SDN for Ad Tech
Software-Defined Network (SDN) dates back to the mid-1990s, around the time AT&T labs created a Java Virtual Machine (JVM)-based middleware platform that managed networks and network connected services. This was the genesis of soft-switching networks; software that reconfigured physical switches and dynamically loaded new services and made them available for consumption on the network.
Today’s SDN can be described in terms of communication agents that provide dynamic configuration to data paths, traffic routes, traffic processing and termination. The modern SDN architecture can be decomposed into three planes; applications, control and data.
Software-Defined Networking is an emerging architecture that is dynamic, manageable, cost-effective and adaptable; making it ideal for the high-bandwidth dynamic nature of today's applications. (ONF, n.d.)
The application plane is comprised of software that programmatically configures traffic requirements to the control plane. The control plane provides centralized abstraction to the data plane where data paths are configured. Data paths are logical network devices providing OSI layer 4 through 7 switching functionality. This allows systems to dynamically control the flow of traffic by transmitting control messages via a well-defined protocol or API.
So what does this have to do with advertising technology?
The programmatic revolution caused the ad tech industry to grow at a rate where network bandwidth and compute resources became a cost limiting factor in terms of scalability. The sheer volume of transactions available in the marketplace along with a somewhat standard protocol makes it easy for digital media companies to participate in the ecosystem.
It has always been difficult for demand side platforms (DSPs) to compete for relevant traffic without making significant investments in hardware and data center build-outs. Media buying platforms try to solve the problem by having intelligent bidding systems that use algorithms to determine which traffic can be monetized.

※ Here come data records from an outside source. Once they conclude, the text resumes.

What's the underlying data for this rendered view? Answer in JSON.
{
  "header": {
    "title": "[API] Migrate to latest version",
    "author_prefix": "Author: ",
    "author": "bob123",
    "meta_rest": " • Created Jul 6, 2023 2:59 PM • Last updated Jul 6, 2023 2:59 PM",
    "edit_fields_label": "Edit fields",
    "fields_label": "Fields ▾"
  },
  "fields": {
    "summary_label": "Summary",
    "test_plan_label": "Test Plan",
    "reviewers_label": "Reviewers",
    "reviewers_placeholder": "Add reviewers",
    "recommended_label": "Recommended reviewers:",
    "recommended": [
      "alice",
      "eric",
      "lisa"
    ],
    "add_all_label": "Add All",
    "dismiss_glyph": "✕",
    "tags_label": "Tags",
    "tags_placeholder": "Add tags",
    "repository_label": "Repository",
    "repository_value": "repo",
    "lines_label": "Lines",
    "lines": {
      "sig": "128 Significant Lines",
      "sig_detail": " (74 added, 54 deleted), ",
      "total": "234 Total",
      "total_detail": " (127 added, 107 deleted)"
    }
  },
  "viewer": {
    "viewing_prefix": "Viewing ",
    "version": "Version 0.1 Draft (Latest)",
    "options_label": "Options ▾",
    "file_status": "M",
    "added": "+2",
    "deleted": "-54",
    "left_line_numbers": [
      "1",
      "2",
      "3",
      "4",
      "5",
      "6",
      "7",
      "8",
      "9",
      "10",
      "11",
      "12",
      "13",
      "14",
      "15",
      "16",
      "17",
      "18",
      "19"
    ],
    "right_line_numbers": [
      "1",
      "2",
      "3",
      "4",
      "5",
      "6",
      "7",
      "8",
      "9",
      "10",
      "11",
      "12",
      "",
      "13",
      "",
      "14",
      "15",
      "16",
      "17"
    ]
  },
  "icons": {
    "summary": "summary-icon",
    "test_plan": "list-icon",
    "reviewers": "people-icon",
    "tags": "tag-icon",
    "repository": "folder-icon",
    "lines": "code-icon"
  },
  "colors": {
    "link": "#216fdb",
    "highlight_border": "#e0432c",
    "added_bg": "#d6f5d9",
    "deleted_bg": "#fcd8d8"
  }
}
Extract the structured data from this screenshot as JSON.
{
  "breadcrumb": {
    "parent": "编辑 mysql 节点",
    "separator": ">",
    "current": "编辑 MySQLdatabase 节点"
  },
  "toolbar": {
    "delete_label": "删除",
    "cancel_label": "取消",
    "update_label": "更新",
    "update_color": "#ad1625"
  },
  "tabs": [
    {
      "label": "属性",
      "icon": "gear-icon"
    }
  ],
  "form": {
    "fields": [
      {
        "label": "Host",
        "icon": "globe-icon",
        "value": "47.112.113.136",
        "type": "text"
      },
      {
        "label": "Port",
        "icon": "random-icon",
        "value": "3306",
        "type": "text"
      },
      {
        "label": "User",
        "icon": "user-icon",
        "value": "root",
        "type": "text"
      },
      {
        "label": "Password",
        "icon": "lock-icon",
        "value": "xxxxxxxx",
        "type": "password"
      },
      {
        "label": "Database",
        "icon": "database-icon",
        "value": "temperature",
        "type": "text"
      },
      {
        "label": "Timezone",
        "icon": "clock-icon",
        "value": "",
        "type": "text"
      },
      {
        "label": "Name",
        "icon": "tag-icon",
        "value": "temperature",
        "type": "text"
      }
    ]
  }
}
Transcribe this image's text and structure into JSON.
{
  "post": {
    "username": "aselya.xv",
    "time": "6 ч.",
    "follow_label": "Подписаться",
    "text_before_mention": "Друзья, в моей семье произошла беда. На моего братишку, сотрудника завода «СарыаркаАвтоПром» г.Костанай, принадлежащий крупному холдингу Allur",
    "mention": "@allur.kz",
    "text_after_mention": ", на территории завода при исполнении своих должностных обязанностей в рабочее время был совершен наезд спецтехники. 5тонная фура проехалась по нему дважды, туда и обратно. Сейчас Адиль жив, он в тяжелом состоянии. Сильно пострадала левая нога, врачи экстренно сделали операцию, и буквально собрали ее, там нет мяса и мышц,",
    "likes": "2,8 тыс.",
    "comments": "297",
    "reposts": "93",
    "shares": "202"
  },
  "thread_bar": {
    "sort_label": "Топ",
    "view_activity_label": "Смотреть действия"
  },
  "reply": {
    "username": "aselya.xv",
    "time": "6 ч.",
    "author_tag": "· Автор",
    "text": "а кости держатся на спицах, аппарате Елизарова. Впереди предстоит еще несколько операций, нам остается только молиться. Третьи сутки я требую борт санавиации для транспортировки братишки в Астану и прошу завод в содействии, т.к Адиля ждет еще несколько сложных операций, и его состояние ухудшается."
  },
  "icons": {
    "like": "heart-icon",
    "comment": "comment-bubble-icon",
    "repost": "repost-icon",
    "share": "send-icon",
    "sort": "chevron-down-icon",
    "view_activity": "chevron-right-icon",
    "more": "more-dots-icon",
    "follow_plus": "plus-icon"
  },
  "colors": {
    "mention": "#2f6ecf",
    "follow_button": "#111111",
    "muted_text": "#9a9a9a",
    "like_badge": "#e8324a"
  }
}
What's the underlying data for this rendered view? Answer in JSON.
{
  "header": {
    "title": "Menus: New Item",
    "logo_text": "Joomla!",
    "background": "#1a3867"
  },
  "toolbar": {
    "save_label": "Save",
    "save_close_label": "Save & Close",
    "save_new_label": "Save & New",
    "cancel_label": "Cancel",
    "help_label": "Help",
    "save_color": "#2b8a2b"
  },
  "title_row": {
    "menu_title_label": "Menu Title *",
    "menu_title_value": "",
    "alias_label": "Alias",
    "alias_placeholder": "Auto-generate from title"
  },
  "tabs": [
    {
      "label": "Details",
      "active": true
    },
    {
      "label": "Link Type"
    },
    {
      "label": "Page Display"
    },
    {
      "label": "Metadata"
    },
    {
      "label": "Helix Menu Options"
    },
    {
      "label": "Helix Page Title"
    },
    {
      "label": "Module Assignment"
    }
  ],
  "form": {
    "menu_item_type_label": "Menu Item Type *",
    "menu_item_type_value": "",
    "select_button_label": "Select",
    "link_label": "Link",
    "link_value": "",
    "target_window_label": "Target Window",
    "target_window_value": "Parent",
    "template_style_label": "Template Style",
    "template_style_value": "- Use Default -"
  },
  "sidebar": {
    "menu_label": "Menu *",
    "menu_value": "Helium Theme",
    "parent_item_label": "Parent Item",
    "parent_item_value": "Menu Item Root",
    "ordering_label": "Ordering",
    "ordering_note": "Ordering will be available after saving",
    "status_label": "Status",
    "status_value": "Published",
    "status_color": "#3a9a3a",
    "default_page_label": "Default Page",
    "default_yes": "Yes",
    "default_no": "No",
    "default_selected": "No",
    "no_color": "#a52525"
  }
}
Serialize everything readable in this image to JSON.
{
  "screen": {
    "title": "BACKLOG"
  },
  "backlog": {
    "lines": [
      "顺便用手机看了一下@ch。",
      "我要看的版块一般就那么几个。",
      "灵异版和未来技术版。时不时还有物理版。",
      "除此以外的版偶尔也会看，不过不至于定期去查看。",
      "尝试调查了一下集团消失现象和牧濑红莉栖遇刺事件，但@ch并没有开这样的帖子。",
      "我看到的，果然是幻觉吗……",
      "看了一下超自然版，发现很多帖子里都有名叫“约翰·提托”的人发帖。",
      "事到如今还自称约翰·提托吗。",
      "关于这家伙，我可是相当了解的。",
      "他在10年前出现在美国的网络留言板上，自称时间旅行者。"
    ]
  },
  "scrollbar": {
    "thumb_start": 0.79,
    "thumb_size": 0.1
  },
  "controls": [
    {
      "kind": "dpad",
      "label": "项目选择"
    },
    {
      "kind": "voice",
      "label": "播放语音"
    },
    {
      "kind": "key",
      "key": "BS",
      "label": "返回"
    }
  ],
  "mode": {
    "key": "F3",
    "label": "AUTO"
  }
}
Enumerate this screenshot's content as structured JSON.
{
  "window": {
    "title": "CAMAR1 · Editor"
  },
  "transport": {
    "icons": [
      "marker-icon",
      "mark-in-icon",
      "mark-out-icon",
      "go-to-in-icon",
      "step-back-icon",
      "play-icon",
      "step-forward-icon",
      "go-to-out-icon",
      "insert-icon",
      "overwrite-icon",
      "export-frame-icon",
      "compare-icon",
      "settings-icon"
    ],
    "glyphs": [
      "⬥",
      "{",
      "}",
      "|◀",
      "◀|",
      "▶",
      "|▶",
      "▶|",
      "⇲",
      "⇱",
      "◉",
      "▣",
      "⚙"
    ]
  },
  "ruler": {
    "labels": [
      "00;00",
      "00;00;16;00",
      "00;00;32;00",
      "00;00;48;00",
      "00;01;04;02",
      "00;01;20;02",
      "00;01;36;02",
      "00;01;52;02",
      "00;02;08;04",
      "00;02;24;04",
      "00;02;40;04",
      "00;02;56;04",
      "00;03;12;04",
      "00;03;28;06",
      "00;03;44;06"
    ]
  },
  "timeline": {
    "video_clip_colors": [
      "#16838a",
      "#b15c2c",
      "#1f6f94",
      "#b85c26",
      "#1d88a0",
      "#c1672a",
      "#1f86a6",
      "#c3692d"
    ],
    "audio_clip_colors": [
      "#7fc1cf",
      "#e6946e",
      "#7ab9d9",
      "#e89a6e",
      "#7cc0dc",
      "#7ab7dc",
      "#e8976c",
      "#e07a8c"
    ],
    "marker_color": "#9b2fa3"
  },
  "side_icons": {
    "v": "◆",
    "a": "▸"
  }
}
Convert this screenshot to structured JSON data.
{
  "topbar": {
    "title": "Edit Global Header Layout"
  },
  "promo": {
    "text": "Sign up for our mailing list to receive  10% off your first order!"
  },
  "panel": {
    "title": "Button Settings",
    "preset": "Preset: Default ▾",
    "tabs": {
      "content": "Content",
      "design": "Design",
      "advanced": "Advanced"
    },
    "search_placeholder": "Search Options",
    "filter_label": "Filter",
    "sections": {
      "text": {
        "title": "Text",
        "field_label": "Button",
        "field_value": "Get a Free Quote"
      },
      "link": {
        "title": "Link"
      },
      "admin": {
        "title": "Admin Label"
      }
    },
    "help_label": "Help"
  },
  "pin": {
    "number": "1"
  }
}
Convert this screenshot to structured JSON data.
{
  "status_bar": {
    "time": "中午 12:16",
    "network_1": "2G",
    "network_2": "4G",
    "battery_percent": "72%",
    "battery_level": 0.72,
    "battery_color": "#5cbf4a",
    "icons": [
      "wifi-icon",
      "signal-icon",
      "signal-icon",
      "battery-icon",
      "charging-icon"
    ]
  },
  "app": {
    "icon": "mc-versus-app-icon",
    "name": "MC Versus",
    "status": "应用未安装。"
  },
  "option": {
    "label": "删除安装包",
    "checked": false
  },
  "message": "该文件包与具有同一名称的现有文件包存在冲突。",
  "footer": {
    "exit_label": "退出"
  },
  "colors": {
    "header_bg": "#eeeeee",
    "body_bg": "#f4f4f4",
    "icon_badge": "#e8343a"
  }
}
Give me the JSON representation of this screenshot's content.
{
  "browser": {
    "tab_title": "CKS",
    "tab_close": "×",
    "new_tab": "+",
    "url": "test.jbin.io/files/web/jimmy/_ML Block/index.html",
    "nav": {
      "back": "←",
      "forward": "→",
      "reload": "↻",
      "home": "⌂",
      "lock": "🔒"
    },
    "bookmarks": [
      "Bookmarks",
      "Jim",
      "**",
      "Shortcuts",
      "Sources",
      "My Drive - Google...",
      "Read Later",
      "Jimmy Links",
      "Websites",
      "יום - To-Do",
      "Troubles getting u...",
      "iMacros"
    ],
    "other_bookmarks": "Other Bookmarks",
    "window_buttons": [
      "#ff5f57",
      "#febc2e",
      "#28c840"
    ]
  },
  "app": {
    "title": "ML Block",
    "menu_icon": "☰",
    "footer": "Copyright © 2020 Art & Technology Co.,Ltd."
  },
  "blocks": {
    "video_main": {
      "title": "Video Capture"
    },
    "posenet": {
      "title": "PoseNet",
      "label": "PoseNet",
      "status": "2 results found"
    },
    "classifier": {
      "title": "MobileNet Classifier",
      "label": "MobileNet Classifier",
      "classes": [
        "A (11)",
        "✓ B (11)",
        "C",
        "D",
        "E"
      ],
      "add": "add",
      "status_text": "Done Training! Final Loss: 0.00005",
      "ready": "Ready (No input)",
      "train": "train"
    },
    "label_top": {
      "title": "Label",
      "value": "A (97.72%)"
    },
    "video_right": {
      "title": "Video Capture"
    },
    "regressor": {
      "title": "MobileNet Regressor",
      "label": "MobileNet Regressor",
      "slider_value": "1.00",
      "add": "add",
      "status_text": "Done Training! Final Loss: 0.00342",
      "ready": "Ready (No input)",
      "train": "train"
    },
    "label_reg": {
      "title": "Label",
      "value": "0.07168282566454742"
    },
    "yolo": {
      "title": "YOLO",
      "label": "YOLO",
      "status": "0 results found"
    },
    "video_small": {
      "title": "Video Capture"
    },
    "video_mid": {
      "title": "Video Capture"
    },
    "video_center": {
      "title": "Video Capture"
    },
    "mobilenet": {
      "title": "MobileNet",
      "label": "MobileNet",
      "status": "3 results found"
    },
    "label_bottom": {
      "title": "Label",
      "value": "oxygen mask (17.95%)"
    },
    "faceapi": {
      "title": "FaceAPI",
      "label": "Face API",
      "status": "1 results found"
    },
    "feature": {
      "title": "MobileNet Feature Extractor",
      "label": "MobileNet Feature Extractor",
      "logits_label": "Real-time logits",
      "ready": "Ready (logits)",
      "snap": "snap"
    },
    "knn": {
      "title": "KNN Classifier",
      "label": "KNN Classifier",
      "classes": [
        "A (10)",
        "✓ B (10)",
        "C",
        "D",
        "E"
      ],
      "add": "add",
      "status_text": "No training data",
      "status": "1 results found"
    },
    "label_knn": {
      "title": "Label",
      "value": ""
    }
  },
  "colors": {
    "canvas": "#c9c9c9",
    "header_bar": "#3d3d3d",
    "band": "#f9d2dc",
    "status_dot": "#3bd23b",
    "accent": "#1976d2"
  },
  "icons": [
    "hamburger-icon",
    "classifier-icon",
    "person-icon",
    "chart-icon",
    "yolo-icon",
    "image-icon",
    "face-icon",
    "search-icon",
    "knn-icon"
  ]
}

However, DSPs still have to invest in infrastructure to listen to as much traffic as possible in order to bid according to demand.
nToggle provides a solution for ad tech supply and demand platforms that maximizes the use of resources and infrastructure by providing full and transparent control over the bid requests that get routed to their infrastructure. At nToggle, we have modeled our platform using elements of SDN and high frequency trading systems architecture.
nRoute's control plane allows applications to configure the flow of traffic in terms of quality and volume. For each request, a router extracts elements out of each bid request, (OpenRTB-JSON or Google Protocol Buffers over HTTP) and populates a feature vector (FV). The FV is evaluated by the core routing engine using our proprietary algorithm and if any route is matched, the raw request is forwarded to the route with the highest weight, assuming that the rate limit is not exceeded.
Applications that consume the control plane API configure their routers in real-time. If desired, the control plane can be dynamically configured based on the behavior of the application plane. In this mode, nRoute™ will look at response metadata, without inspecting the data payload, and will dynamically change the shape of the traffic that it routes. If nodes in the application plane are misbehaving, dynamic back pressure is applied. Routers are clustered, however they are never put behind a load balancer, as we use TCP ANYCAST and BGP directly from our core switching.
The nRoute platform possesses most of the architectural components found in a modern SDN. It is dynamic, adaptable and manageable. Taking a page out of high-frequency trading, the nRoute network infrastructure provides performance, scale as well economic benefits to ad tech enterprises.
Look for future posts where we will dive into our network architecture as well as the technology stack.